TASK INSTRUCTIONS: Hunt through the entries for the word "after" and copy each line in which it appears.

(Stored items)
'''

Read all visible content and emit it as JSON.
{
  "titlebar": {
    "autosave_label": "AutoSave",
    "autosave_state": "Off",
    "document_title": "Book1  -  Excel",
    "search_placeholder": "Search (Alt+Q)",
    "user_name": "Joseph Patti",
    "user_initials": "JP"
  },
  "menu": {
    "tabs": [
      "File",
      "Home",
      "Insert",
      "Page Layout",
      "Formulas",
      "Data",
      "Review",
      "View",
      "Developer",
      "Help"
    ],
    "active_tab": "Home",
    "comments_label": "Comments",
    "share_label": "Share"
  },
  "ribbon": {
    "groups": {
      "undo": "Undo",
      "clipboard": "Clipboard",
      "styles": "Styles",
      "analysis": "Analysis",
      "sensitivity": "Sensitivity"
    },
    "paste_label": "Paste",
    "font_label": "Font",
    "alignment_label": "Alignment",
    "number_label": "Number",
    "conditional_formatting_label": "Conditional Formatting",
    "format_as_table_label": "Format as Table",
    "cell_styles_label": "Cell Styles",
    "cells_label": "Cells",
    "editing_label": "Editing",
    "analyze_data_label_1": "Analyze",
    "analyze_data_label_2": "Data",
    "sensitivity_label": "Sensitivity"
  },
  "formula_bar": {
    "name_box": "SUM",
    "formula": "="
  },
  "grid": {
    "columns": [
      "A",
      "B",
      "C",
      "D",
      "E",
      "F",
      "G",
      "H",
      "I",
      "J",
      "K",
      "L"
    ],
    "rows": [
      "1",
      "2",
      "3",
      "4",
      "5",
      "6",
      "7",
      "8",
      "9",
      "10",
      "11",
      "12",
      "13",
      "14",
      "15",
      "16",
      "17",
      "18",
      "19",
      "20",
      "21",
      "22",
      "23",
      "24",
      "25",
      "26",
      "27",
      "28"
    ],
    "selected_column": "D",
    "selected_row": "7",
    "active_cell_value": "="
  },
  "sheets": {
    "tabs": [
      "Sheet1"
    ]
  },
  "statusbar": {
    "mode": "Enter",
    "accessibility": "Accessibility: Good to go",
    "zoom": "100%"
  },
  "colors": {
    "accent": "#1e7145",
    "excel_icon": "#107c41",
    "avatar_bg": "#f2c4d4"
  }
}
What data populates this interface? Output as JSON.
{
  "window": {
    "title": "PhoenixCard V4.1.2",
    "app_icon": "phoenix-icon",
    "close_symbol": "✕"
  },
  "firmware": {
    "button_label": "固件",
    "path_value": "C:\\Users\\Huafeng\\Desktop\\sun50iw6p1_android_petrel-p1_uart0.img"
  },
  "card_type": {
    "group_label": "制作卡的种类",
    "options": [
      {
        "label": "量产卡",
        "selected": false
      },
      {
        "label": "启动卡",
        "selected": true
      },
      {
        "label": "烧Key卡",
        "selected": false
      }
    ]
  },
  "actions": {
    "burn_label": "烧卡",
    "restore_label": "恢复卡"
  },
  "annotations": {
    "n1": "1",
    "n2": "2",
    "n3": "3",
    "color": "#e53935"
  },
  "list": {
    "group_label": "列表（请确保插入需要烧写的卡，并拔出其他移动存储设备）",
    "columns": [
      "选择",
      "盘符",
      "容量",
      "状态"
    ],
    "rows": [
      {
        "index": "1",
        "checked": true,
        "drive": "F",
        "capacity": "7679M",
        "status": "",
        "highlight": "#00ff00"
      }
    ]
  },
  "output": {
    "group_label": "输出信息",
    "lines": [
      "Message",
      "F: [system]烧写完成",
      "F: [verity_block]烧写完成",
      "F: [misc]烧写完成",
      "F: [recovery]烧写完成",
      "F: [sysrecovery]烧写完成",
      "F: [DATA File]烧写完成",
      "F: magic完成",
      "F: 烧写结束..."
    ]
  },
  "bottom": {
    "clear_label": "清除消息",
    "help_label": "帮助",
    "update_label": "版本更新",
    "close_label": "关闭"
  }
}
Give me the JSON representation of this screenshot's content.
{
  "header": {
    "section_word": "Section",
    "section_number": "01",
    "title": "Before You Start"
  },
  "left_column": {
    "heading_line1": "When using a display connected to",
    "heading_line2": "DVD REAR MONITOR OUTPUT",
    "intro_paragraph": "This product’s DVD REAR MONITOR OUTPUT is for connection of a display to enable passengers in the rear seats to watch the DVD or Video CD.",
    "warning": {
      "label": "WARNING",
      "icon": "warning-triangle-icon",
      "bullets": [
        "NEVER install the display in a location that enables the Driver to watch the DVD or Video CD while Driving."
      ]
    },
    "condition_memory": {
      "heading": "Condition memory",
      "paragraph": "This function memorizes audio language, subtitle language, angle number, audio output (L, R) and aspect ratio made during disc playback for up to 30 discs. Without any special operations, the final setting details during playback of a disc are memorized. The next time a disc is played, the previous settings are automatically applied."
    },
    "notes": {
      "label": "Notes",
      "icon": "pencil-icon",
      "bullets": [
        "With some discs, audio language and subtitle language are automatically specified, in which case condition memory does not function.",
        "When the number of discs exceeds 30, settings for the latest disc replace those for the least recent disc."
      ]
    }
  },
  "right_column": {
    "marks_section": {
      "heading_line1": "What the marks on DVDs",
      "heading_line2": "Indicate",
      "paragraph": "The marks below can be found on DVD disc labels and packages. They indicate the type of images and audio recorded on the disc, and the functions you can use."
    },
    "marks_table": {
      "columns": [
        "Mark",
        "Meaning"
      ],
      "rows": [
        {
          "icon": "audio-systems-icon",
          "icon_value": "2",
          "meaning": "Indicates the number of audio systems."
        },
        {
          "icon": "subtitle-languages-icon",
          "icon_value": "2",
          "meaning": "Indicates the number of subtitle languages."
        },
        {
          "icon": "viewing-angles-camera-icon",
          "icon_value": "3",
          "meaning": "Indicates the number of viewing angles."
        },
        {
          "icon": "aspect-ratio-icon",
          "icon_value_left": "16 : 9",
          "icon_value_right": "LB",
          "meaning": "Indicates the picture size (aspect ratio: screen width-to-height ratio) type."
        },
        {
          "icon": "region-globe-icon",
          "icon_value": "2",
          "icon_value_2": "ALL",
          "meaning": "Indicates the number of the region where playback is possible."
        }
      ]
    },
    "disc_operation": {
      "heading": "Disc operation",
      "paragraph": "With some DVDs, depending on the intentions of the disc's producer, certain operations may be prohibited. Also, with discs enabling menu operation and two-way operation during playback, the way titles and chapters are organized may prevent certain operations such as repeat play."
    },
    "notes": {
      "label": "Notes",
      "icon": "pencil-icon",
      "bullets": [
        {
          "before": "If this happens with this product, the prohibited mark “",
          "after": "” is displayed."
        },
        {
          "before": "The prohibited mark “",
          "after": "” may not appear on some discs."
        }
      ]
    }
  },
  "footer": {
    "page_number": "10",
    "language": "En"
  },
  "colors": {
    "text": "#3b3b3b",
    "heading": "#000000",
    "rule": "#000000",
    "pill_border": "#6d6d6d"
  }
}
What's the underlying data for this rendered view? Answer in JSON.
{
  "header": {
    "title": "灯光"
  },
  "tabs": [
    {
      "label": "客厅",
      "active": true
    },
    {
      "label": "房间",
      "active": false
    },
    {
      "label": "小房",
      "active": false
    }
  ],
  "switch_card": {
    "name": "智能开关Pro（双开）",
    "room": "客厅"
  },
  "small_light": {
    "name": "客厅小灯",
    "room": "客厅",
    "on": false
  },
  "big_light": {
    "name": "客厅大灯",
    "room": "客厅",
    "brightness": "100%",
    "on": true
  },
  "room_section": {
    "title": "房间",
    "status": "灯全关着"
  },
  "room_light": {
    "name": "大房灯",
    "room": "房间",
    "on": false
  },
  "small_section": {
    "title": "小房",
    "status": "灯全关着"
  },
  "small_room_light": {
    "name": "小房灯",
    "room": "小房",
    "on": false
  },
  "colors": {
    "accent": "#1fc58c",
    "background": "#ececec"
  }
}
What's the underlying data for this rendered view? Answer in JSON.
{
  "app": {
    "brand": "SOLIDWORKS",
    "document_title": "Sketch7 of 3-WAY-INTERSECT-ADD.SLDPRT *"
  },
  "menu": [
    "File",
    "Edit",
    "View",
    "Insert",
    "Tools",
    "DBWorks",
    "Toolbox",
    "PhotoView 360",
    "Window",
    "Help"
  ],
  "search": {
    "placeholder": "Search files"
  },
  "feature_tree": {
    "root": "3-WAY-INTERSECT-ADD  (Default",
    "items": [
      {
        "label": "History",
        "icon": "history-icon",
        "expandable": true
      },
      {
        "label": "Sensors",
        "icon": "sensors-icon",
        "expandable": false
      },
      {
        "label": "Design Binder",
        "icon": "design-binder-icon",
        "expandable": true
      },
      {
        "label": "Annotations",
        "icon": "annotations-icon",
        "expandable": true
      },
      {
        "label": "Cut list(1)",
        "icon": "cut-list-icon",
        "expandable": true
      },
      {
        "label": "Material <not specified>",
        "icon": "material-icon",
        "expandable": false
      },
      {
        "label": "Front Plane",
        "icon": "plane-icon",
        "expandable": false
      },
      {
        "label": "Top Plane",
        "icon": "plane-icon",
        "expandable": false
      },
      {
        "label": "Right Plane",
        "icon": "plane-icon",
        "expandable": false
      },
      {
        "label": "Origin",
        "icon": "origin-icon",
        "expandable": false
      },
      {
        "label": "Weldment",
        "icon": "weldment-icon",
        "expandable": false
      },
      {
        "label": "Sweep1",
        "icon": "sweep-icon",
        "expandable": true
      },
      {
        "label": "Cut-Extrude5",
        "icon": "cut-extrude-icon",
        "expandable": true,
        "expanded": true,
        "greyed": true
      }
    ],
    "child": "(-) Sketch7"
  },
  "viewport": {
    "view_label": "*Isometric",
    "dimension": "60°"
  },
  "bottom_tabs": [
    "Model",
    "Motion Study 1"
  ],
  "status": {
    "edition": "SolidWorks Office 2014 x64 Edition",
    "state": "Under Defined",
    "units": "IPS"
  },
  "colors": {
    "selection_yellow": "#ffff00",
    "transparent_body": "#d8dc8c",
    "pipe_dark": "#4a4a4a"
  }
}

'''

OUTPUT FOR THIS TASK:
          "after": "” is displayed."
          "after": "” may not appear on some discs."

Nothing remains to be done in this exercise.